No. 10 Johns Hopkins unveiled a different look on defense in Saturday’s 13-9 loss to No. 5 North Carolina when junior Michael Pellegrino shifted from the midfield to join senior Jack Reilly and junior Robert Enright on close defense and freshman Nick Fields started as long-stick midfielder.
The impetus behind the move was to match Pellegrino’s speed with that of Tar Heels junior attackman Joey Sankey, but it’s not the first time the Blue Jays (5-3) have tinkered with their defensive personnel. Enright, Fields and junior John Kelly – who had started the previous seven games – have rotated on close defense, and Reilly was a long-stick midfielder in his sophomore year.
More changes could be in store, especially when No. 19 Albany (4-4) visits Homewood Field in Baltimore on Friday at 7 p.m. if Johns Hopkins elects to match up Pellegrino against Albany junior attackman Lyle Thompson, a converted midfielder.
“Everything’s in consideration week to week,” coach Dave Pietramala said on Wednesday. “The goal is to put your players in positions where they can be successful. If we think playing Jack Reilly up top – which we have done in the past – gives us our best chance to cover someone and be successful, we’ll do that. If we think Mike gives us our best chance by putting him down low, we will do that. But we’ve always done that. We’ve always been willing to move guys around.”

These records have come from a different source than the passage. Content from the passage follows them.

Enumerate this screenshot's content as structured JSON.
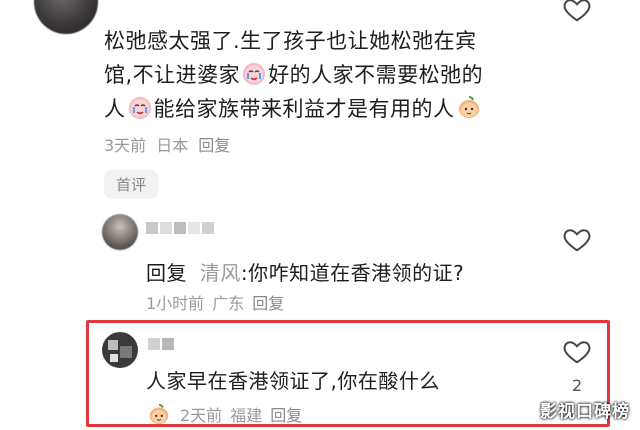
{
  "comment": {
    "text_line1": "松弛感太强了.生了孩子也让她松弛在宾",
    "text_line2a": "馆,不让进婆家",
    "text_line2b": "好的人家不需要松弛的",
    "text_line3a": "人",
    "text_line3b": "能给家族带来利益才是有用的人",
    "time": "3天前",
    "location": "日本",
    "reply_label": "回复"
  },
  "first_comment_tag": "首评",
  "reply1": {
    "prefix": "回复",
    "reply_to": "清风",
    "text": ":你咋知道在香港领的证?",
    "time": "1小时前",
    "location": "广东",
    "reply_label": "回复"
  },
  "reply2": {
    "text": "人家早在香港领证了,你在酸什么",
    "time": "2天前",
    "location": "福建",
    "reply_label": "回复",
    "like_count": "2"
  },
  "watermark": "影视口碑榜",
  "colors": {
    "highlight_border": "#e0393e",
    "reply_name": "#9a9a9a",
    "meta": "#9a9a9a"
  }
}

One might think that Sankey scoring a career-high five goals and tying a career-high with seven points in Saturday’s result would dampen enthusiasm about moving Pellegrino from his natural position as a long-stick midfielder. But Pietramala pointed out that Sankey is a tough matchup for any defender.
“I don’t think Mike played him poorly on Saturday,” Pietramala said. “I think he got a goal against Mike, but it’s not Mike against Joe. It’s the defense versus the offense. We felt like Nick Fields was coming along and ready to make a contribution there. He made some mistakes and he made some really good plays. We felt like that was the best chance for us to be successful. Do we think we would do that again? If that’s what we’re required to do based off of matchups or injuries, sure, we would do that again.”Copyright © 2014, The Baltimore Sun